+++ DATA LISTING
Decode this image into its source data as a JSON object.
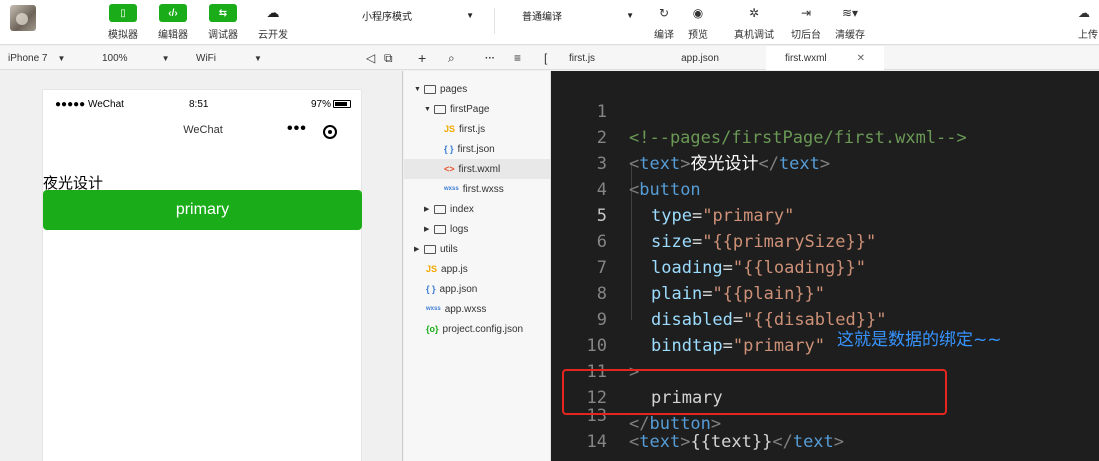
{
  "toolbar": {
    "simulator_label": "模拟器",
    "editor_label": "编辑器",
    "debugger_label": "调试器",
    "cloud_label": "云开发",
    "mode_select": "小程序模式",
    "compile_select": "普通编译",
    "compile_label": "编译",
    "preview_label": "预览",
    "device_debug_label": "真机调试",
    "background_label": "切后台",
    "clear_cache_label": "清缓存",
    "upload_label": "上传"
  },
  "device_bar": {
    "device": "iPhone 7",
    "zoom": "100%",
    "network": "WiFi"
  },
  "tabs": [
    {
      "label": "first.js"
    },
    {
      "label": "app.json"
    },
    {
      "label": "first.wxml"
    }
  ],
  "simulator": {
    "carrier": "●●●●● WeChat",
    "time": "8:51",
    "battery": "97%",
    "nav_title": "WeChat",
    "page_text": "夜光设计",
    "button_label": "primary"
  },
  "file_tree": [
    {
      "label": "pages"
    },
    {
      "label": "firstPage"
    },
    {
      "label": "first.js"
    },
    {
      "label": "first.json"
    },
    {
      "label": "first.wxml"
    },
    {
      "label": "first.wxss"
    },
    {
      "label": "index"
    },
    {
      "label": "logs"
    },
    {
      "label": "utils"
    },
    {
      "label": "app.js"
    },
    {
      "label": "app.json"
    },
    {
      "label": "app.wxss"
    },
    {
      "label": "project.config.json"
    }
  ],
  "editor": {
    "line_numbers": [
      "1",
      "2",
      "3",
      "4",
      "5",
      "6",
      "7",
      "8",
      "9",
      "10",
      "11",
      "12",
      "13",
      "14"
    ],
    "line1_comment": "<!--pages/firstPage/first.wxml-->",
    "tag_text": "text",
    "tag_button": "button",
    "line2_content": "夜光设计",
    "attr_type": "type",
    "val_type": "\"primary\"",
    "attr_size": "size",
    "val_size": "\"{{primarySize}}\"",
    "attr_loading": "loading",
    "val_loading": "\"{{loading}}\"",
    "attr_plain": "plain",
    "val_plain": "\"{{plain}}\"",
    "attr_disabled": "disabled",
    "val_disabled": "\"{{disabled}}\"",
    "attr_bindtap": "bindtap",
    "val_bindtap": "\"primary\"",
    "line11_content": "primary",
    "line13_content": "{{text}}",
    "annotation": "这就是数据的绑定~~"
  }
}
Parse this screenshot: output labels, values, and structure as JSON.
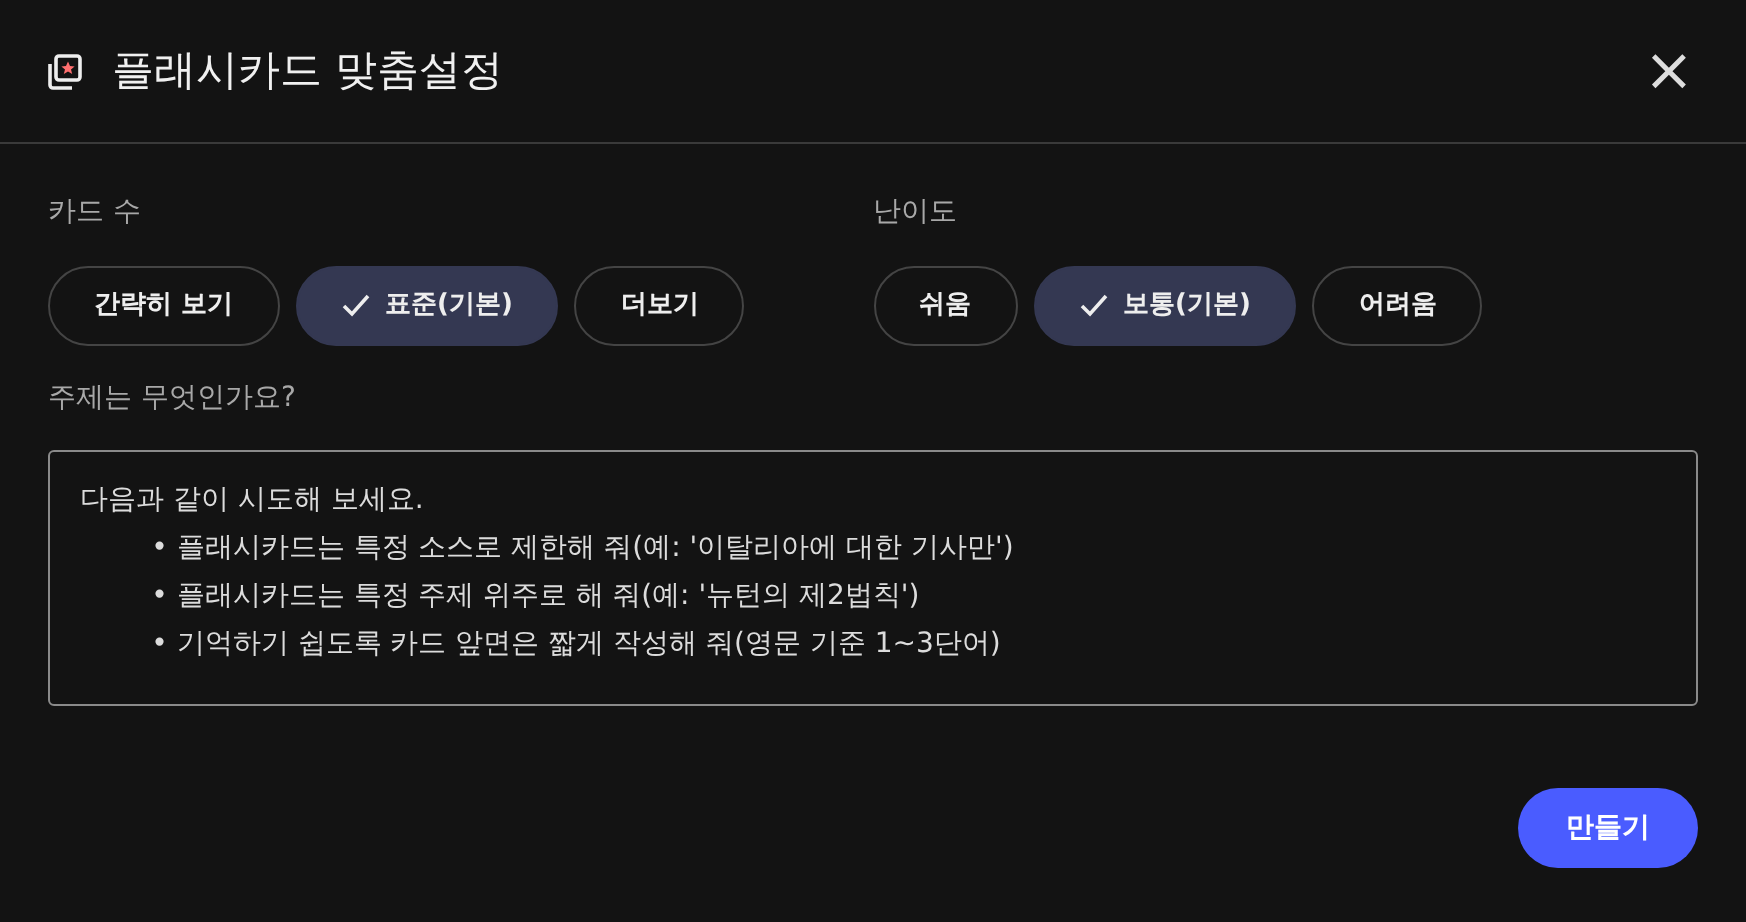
{
  "dialog": {
    "title": "플래시카드 맞춤설정",
    "close": "×"
  },
  "groups": [
    {
      "label": "카드 수",
      "options": [
        {
          "label": "간략히 보기",
          "selected": false
        },
        {
          "label": "표준(기본)",
          "selected": true
        },
        {
          "label": "더보기",
          "selected": false
        }
      ]
    },
    {
      "label": "난이도",
      "options": [
        {
          "label": "쉬움",
          "selected": false
        },
        {
          "label": "보통(기본)",
          "selected": true
        },
        {
          "label": "어려움",
          "selected": false
        }
      ]
    }
  ],
  "topic": {
    "label": "주제는 무엇인가요?",
    "placeholder": "다음과 같이 시도해 보세요.\n        • 플래시카드는 특정 소스로 제한해 줘(예: '이탈리아에 대한 기사만')\n        • 플래시카드는 특정 주제 위주로 해 줘(예: '뉴턴의 제2법칙')\n        • 기억하기 쉽도록 카드 앞면은 짧게 작성해 줘(영문 기준 1~3단어)"
  },
  "buttons": [
    "만들기"
  ]
}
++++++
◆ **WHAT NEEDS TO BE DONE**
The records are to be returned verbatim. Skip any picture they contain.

◆ **RESPONSE BOX**
Decode this image into its source data as a JSON object.
{
  "toolbar": {
    "simulator_label": "模拟器",
    "editor_label": "编辑器",
    "debugger_label": "调试器",
    "cloud_label": "云开发",
    "mode_select": "小程序模式",
    "compile_select": "普通编译",
    "compile_label": "编译",
    "preview_label": "预览",
    "device_debug_label": "真机调试",
    "background_label": "切后台",
    "clear_cache_label": "清缓存",
    "upload_label": "上传"
  },
  "device_bar": {
    "device": "iPhone 7",
    "zoom": "100%",
    "network": "WiFi"
  },
  "tabs": [
    {
      "label": "first.js"
    },
    {
      "label": "app.json"
    },
    {
      "label": "first.wxml"
    }
  ],
  "simulator": {
    "carrier": "●●●●● WeChat",
    "time": "8:51",
    "battery": "97%",
    "nav_title": "WeChat",
    "page_text": "夜光设计",
    "button_label": "primary"
  },
  "file_tree": [
    {
      "label": "pages"
    },
    {
      "label": "firstPage"
    },
    {
      "label": "first.js"
    },
    {
      "label": "first.json"
    },
    {
      "label": "first.wxml"
    },
    {
      "label": "first.wxss"
    },
    {
      "label": "index"
    },
    {
      "label": "logs"
    },
    {
      "label": "utils"
    },
    {
      "label": "app.js"
    },
    {
      "label": "app.json"
    },
    {
      "label": "app.wxss"
    },
    {
      "label": "project.config.json"
    }
  ],
  "editor": {
    "line_numbers": [
      "1",
      "2",
      "3",
      "4",
      "5",
      "6",
      "7",
      "8",
      "9",
      "10",
      "11",
      "12",
      "13",
      "14"
    ],
    "line1_comment": "<!--pages/firstPage/first.wxml-->",
    "tag_text": "text",
    "tag_button": "button",
    "line2_content": "夜光设计",
    "attr_type": "type",
    "val_type": "\"primary\"",
    "attr_size": "size",
    "val_size": "\"{{primarySize}}\"",
    "attr_loading": "loading",
    "val_loading": "\"{{loading}}\"",
    "attr_plain": "plain",
    "val_plain": "\"{{plain}}\"",
    "attr_disabled": "disabled",
    "val_disabled": "\"{{disabled}}\"",
    "attr_bindtap": "bindtap",
    "val_bindtap": "\"primary\"",
    "line11_content": "primary",
    "line13_content": "{{text}}",
    "annotation": "这就是数据的绑定~~"
  }
}
Parse this screenshot: output labels, values, and structure as JSON.
{
  "dialog": {
    "title": "플래시카드 맞춤설정",
    "close": "×"
  },
  "groups": [
    {
      "label": "카드 수",
      "options": [
        {
          "label": "간략히 보기",
          "selected": false
        },
        {
          "label": "표준(기본)",
          "selected": true
        },
        {
          "label": "더보기",
          "selected": false
        }
      ]
    },
    {
      "label": "난이도",
      "options": [
        {
          "label": "쉬움",
          "selected": false
        },
        {
          "label": "보통(기본)",
          "selected": true
        },
        {
          "label": "어려움",
          "selected": false
        }
      ]
    }
  ],
  "topic": {
    "label": "주제는 무엇인가요?",
    "placeholder": "다음과 같이 시도해 보세요.\n        • 플래시카드는 특정 소스로 제한해 줘(예: '이탈리아에 대한 기사만')\n        • 플래시카드는 특정 주제 위주로 해 줘(예: '뉴턴의 제2법칙')\n        • 기억하기 쉽도록 카드 앞면은 짧게 작성해 줘(영문 기준 1~3단어)"
  },
  "buttons": [
    "만들기"
  ]
}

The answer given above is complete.